------ Dataset extract

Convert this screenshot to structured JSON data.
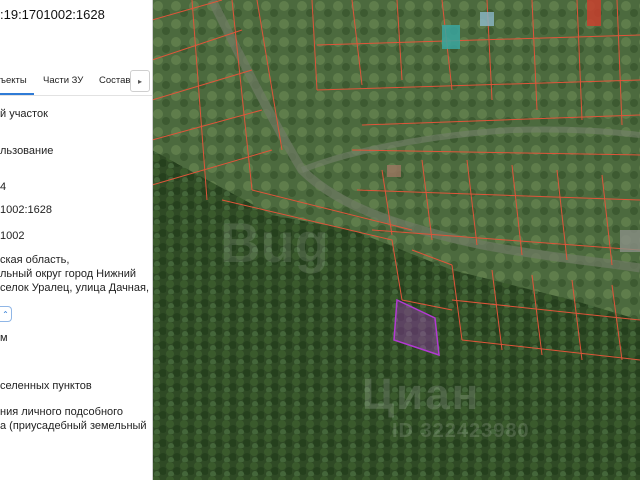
{
  "panel": {
    "cadastral_number": ":19:1701002:1628",
    "tabs": [
      "ъекты",
      "Части ЗУ",
      "Состав"
    ],
    "tabs_next_icon": "chevron-right-icon",
    "lines": [
      "й участок",
      "льзование",
      "4",
      "1002:1628",
      "1002",
      "ская область,",
      "льный округ город Нижний",
      "селок Уралец, улица Дачная,",
      "м",
      "селенных пунктов",
      "ния личного подсобного",
      "а (приусадебный земельный"
    ],
    "collapse_icon": "chevron-up-icon"
  },
  "map": {
    "parcel_line_color": "#e0553a",
    "highlight_color": "#b23ad2",
    "watermark_text": "Циан",
    "watermark_id": "ID 322423980",
    "watermark_logo": "Bug"
  }
}
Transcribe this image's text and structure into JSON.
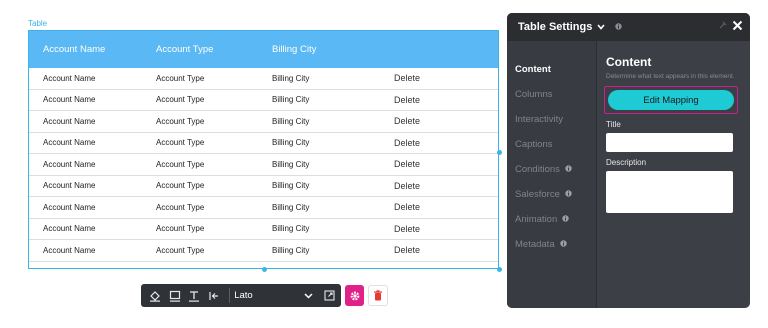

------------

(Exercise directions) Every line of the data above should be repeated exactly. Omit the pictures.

(Output of the exercise)
Convert this screenshot to structured JSON data.
{
  "panel": {
    "cadastral_number": ":19:1701002:1628",
    "tabs": [
      "ъекты",
      "Части ЗУ",
      "Состав"
    ],
    "tabs_next_icon": "chevron-right-icon",
    "lines": [
      "й участок",
      "льзование",
      "4",
      "1002:1628",
      "1002",
      "ская область,",
      "льный округ город Нижний",
      "селок Уралец, улица Дачная,",
      "м",
      "селенных пунктов",
      "ния личного подсобного",
      "а (приусадебный земельный"
    ],
    "collapse_icon": "chevron-up-icon"
  },
  "map": {
    "parcel_line_color": "#e0553a",
    "highlight_color": "#b23ad2",
    "watermark_text": "Циан",
    "watermark_id": "ID 322423980",
    "watermark_logo": "Bug"
  }
}
Transcribe this image's text and structure into JSON.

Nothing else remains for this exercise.